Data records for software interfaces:

--

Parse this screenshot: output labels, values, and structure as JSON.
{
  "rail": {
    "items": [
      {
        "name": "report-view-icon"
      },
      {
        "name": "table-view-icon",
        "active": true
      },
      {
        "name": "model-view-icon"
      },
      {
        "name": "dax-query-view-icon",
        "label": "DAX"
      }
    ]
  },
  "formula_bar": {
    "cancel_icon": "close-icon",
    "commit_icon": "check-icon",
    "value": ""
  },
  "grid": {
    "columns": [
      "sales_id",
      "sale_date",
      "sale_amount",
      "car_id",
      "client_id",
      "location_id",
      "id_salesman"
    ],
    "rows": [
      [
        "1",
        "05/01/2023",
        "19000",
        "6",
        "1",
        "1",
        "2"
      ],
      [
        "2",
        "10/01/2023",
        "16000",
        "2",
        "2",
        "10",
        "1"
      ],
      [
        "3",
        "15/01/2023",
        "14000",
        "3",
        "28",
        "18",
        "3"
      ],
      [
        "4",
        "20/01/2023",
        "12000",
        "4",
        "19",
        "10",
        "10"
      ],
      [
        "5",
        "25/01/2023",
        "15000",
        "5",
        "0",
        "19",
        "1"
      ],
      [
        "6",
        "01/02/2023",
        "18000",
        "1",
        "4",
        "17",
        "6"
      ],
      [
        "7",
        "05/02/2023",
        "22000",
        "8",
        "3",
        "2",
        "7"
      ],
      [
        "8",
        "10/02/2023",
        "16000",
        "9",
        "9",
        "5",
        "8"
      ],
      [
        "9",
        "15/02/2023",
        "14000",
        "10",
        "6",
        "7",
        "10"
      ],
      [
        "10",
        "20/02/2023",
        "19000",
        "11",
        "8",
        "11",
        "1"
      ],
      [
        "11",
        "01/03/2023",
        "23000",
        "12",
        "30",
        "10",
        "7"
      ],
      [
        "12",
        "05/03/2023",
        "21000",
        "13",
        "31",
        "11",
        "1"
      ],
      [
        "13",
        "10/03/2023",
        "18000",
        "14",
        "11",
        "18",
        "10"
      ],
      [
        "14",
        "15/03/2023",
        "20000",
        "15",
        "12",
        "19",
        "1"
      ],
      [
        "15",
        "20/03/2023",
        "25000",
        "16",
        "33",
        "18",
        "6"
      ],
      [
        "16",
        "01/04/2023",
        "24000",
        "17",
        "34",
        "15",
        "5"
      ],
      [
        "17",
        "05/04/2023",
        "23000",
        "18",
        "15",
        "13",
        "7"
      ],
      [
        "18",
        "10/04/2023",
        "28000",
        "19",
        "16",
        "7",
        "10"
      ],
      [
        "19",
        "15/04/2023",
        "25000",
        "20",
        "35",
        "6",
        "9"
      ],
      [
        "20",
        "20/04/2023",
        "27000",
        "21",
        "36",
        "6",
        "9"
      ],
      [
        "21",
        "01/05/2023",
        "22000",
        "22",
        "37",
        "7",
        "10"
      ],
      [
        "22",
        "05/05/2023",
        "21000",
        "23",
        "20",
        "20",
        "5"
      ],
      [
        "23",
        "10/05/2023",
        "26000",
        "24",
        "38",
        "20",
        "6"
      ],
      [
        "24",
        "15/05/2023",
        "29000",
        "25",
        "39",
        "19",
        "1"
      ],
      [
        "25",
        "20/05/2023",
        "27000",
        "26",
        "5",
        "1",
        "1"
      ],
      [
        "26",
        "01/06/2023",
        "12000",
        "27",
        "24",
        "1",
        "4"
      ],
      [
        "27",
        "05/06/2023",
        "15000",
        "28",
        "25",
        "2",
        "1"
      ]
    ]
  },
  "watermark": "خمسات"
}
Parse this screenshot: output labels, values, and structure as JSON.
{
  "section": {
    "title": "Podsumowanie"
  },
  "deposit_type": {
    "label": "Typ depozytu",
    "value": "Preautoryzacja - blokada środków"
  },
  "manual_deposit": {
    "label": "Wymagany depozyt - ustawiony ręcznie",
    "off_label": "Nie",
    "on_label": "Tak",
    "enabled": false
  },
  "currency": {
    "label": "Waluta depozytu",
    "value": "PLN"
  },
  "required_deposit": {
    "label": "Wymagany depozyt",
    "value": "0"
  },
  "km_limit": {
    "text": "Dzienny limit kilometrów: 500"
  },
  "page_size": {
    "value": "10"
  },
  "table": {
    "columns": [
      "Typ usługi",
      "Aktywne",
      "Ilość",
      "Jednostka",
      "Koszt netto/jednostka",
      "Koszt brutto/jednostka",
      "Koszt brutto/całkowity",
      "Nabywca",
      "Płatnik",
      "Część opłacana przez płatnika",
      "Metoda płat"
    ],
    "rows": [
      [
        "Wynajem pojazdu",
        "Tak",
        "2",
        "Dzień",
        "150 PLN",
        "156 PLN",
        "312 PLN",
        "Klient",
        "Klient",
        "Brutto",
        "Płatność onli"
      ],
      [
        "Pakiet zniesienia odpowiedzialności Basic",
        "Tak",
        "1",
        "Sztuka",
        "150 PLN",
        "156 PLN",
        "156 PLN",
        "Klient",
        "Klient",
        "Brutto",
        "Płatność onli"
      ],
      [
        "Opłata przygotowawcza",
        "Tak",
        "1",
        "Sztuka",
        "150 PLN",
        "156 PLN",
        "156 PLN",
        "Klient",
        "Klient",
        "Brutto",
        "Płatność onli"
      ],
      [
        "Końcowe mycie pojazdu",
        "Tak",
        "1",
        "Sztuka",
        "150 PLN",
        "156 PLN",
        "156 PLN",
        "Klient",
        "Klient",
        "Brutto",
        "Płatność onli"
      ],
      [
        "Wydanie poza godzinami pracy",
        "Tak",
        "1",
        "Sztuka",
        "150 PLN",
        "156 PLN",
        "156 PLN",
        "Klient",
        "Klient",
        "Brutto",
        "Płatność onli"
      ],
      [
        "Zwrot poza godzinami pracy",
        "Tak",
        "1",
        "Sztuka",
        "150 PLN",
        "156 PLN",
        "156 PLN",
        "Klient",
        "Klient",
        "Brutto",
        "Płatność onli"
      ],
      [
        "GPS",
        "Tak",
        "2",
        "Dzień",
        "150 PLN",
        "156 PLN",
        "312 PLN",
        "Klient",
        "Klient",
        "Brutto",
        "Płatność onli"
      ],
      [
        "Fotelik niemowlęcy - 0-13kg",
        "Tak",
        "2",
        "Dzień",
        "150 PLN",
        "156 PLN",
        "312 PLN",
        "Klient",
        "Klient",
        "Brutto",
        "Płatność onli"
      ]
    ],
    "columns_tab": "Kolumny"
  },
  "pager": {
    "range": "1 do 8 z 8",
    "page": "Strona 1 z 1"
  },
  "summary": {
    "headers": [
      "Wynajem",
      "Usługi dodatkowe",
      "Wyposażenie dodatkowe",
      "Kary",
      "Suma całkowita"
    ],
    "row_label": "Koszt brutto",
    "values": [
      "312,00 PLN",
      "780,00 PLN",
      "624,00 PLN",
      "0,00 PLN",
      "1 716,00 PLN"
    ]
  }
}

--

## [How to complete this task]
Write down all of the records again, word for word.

## [Result]
Parse this screenshot: output labels, values, and structure as JSON.
{
  "rail": {
    "items": [
      {
        "name": "report-view-icon"
      },
      {
        "name": "table-view-icon",
        "active": true
      },
      {
        "name": "model-view-icon"
      },
      {
        "name": "dax-query-view-icon",
        "label": "DAX"
      }
    ]
  },
  "formula_bar": {
    "cancel_icon": "close-icon",
    "commit_icon": "check-icon",
    "value": ""
  },
  "grid": {
    "columns": [
      "sales_id",
      "sale_date",
      "sale_amount",
      "car_id",
      "client_id",
      "location_id",
      "id_salesman"
    ],
    "rows": [
      [
        "1",
        "05/01/2023",
        "19000",
        "6",
        "1",
        "1",
        "2"
      ],
      [
        "2",
        "10/01/2023",
        "16000",
        "2",
        "2",
        "10",
        "1"
      ],
      [
        "3",
        "15/01/2023",
        "14000",
        "3",
        "28",
        "18",
        "3"
      ],
      [
        "4",
        "20/01/2023",
        "12000",
        "4",
        "19",
        "10",
        "10"
      ],
      [
        "5",
        "25/01/2023",
        "15000",
        "5",
        "0",
        "19",
        "1"
      ],
      [
        "6",
        "01/02/2023",
        "18000",
        "1",
        "4",
        "17",
        "6"
      ],
      [
        "7",
        "05/02/2023",
        "22000",
        "8",
        "3",
        "2",
        "7"
      ],
      [
        "8",
        "10/02/2023",
        "16000",
        "9",
        "9",
        "5",
        "8"
      ],
      [
        "9",
        "15/02/2023",
        "14000",
        "10",
        "6",
        "7",
        "10"
      ],
      [
        "10",
        "20/02/2023",
        "19000",
        "11",
        "8",
        "11",
        "1"
      ],
      [
        "11",
        "01/03/2023",
        "23000",
        "12",
        "30",
        "10",
        "7"
      ],
      [
        "12",
        "05/03/2023",
        "21000",
        "13",
        "31",
        "11",
        "1"
      ],
      [
        "13",
        "10/03/2023",
        "18000",
        "14",
        "11",
        "18",
        "10"
      ],
      [
        "14",
        "15/03/2023",
        "20000",
        "15",
        "12",
        "19",
        "1"
      ],
      [
        "15",
        "20/03/2023",
        "25000",
        "16",
        "33",
        "18",
        "6"
      ],
      [
        "16",
        "01/04/2023",
        "24000",
        "17",
        "34",
        "15",
        "5"
      ],
      [
        "17",
        "05/04/2023",
        "23000",
        "18",
        "15",
        "13",
        "7"
      ],
      [
        "18",
        "10/04/2023",
        "28000",
        "19",
        "16",
        "7",
        "10"
      ],
      [
        "19",
        "15/04/2023",
        "25000",
        "20",
        "35",
        "6",
        "9"
      ],
      [
        "20",
        "20/04/2023",
        "27000",
        "21",
        "36",
        "6",
        "9"
      ],
      [
        "21",
        "01/05/2023",
        "22000",
        "22",
        "37",
        "7",
        "10"
      ],
      [
        "22",
        "05/05/2023",
        "21000",
        "23",
        "20",
        "20",
        "5"
      ],
      [
        "23",
        "10/05/2023",
        "26000",
        "24",
        "38",
        "20",
        "6"
      ],
      [
        "24",
        "15/05/2023",
        "29000",
        "25",
        "39",
        "19",
        "1"
      ],
      [
        "25",
        "20/05/2023",
        "27000",
        "26",
        "5",
        "1",
        "1"
      ],
      [
        "26",
        "01/06/2023",
        "12000",
        "27",
        "24",
        "1",
        "4"
      ],
      [
        "27",
        "05/06/2023",
        "15000",
        "28",
        "25",
        "2",
        "1"
      ]
    ]
  },
  "watermark": "خمسات"
}
Parse this screenshot: output labels, values, and structure as JSON.
{
  "section": {
    "title": "Podsumowanie"
  },
  "deposit_type": {
    "label": "Typ depozytu",
    "value": "Preautoryzacja - blokada środków"
  },
  "manual_deposit": {
    "label": "Wymagany depozyt - ustawiony ręcznie",
    "off_label": "Nie",
    "on_label": "Tak",
    "enabled": false
  },
  "currency": {
    "label": "Waluta depozytu",
    "value": "PLN"
  },
  "required_deposit": {
    "label": "Wymagany depozyt",
    "value": "0"
  },
  "km_limit": {
    "text": "Dzienny limit kilometrów: 500"
  },
  "page_size": {
    "value": "10"
  },
  "table": {
    "columns": [
      "Typ usługi",
      "Aktywne",
      "Ilość",
      "Jednostka",
      "Koszt netto/jednostka",
      "Koszt brutto/jednostka",
      "Koszt brutto/całkowity",
      "Nabywca",
      "Płatnik",
      "Część opłacana przez płatnika",
      "Metoda płat"
    ],
    "rows": [
      [
        "Wynajem pojazdu",
        "Tak",
        "2",
        "Dzień",
        "150 PLN",
        "156 PLN",
        "312 PLN",
        "Klient",
        "Klient",
        "Brutto",
        "Płatność onli"
      ],
      [
        "Pakiet zniesienia odpowiedzialności Basic",
        "Tak",
        "1",
        "Sztuka",
        "150 PLN",
        "156 PLN",
        "156 PLN",
        "Klient",
        "Klient",
        "Brutto",
        "Płatność onli"
      ],
      [
        "Opłata przygotowawcza",
        "Tak",
        "1",
        "Sztuka",
        "150 PLN",
        "156 PLN",
        "156 PLN",
        "Klient",
        "Klient",
        "Brutto",
        "Płatność onli"
      ],
      [
        "Końcowe mycie pojazdu",
        "Tak",
        "1",
        "Sztuka",
        "150 PLN",
        "156 PLN",
        "156 PLN",
        "Klient",
        "Klient",
        "Brutto",
        "Płatność onli"
      ],
      [
        "Wydanie poza godzinami pracy",
        "Tak",
        "1",
        "Sztuka",
        "150 PLN",
        "156 PLN",
        "156 PLN",
        "Klient",
        "Klient",
        "Brutto",
        "Płatność onli"
      ],
      [
        "Zwrot poza godzinami pracy",
        "Tak",
        "1",
        "Sztuka",
        "150 PLN",
        "156 PLN",
        "156 PLN",
        "Klient",
        "Klient",
        "Brutto",
        "Płatność onli"
      ],
      [
        "GPS",
        "Tak",
        "2",
        "Dzień",
        "150 PLN",
        "156 PLN",
        "312 PLN",
        "Klient",
        "Klient",
        "Brutto",
        "Płatność onli"
      ],
      [
        "Fotelik niemowlęcy - 0-13kg",
        "Tak",
        "2",
        "Dzień",
        "150 PLN",
        "156 PLN",
        "312 PLN",
        "Klient",
        "Klient",
        "Brutto",
        "Płatność onli"
      ]
    ],
    "columns_tab": "Kolumny"
  },
  "pager": {
    "range": "1 do 8 z 8",
    "page": "Strona 1 z 1"
  },
  "summary": {
    "headers": [
      "Wynajem",
      "Usługi dodatkowe",
      "Wyposażenie dodatkowe",
      "Kary",
      "Suma całkowita"
    ],
    "row_label": "Koszt brutto",
    "values": [
      "312,00 PLN",
      "780,00 PLN",
      "624,00 PLN",
      "0,00 PLN",
      "1 716,00 PLN"
    ]
  }
}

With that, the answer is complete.